The smaller fret saws are sometimes called jeweler's saws because of their frequent use in cutting precious metals. In addition to the blade clamping mechanism, these saws also feature an adjustable frame. This enables them to accommodate different blade lengths.
USING A FRET SAW. You wouldn't want to use a fret saw for the heavy work of a coping saw. The thinner blades aren't designed for heavy cutting. But it's capable of much greater precision. The saw gets its name from the delicate patterns characteristic of classic fretwork designs. Even if you don't intend to do this kind of work, there are some common woodworking tasks that a fret saw will make easier.
DOVETAILS. When it comes to hand-cut dovetails, a fret saw is the fastest way to remove the waste between the pins and tails. After laying out and cutting the shapes, a few quick strokes with the fret saw completes the dovetails. The extremely fine blade fits easily in the kerf of the dovetail saw cut and even has plenty of room to turn the blade to make the cut. All you need to do is cut along the scribed baseline. Once you get the hang of it, you'll hardly need to do any clean up with a chisel.
INLAY WORK. Another application where the fret saw really shines is cutting small, intricate pieces for inlay or marquetry work. Here again, the blade can follow even the tightest curves of your patterns. Since these workpieces are often very thin, a method of support is crucial to making a successful cut.
A fretwork cutting table, sometimes called bird'smouth or V-board, is often used to hold a workpiece. You can see this in action in the photo at left. The V-shaped cutout on the table gives you plenty of room to move the saw while supporting both ends of the workpiece.
BREAKING BLADES. On the downside, the thin blades that make the fret saw a great tool for intricate work, also make for frequent blade breakages. But you'll quickly learn how to get the most life out of each one. Usually, this means avoiding binding it in a cut.
If you don't already have a coping saw and fret saw in your shop, you should consider spending a little bit of money to add them to your tool collection. After a few cuts, you'll be a believer.
Coping & Fret Saw Blades
While the saws get all the credit, it's really the range of blades for coping and fret saws that makes them such handy tools. Specialized coping saw blades can be purchased to cut plastic, metal, and even ceramic tile. And a fret saw equipped with a metal-cutting blade can come in handy for cutting soft metals.
COPING SAW BLADES. Woodworking blades are commonly available in 10, 15, 20, and 24 teeth per inch (tpi). The 20- and 24-tpi blades leave an extremely smooth finish, while the 10- and 15-tpi blades are great for an aggressive, fast cut.

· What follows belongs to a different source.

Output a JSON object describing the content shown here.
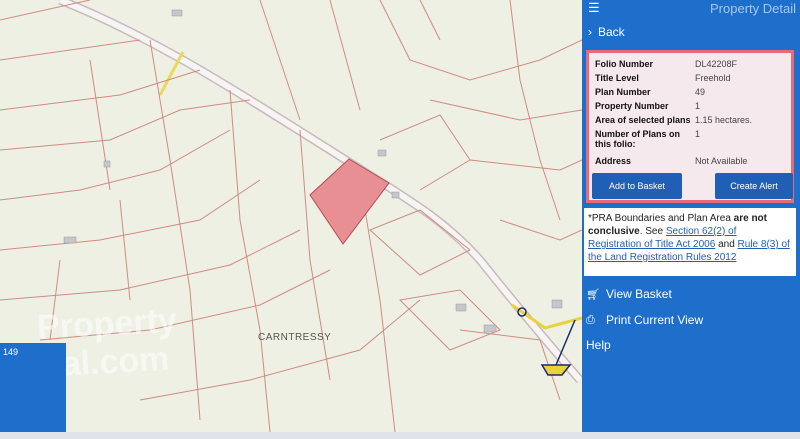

FRET SAW BLADES. Fret saw blades are sold by gauge rather than teeth per inch. The gauge indicates the thickness of the blade. For example, a 2/0 blade is .011" and the 3/0 is .009". These are the most common sizes used by woodworkers. For a more aggressive cut or when working with thicker stock, you can install a scroll saw blade on a fret saw. The wide variety of scroll saw blades means you'll find one suited for almost any task.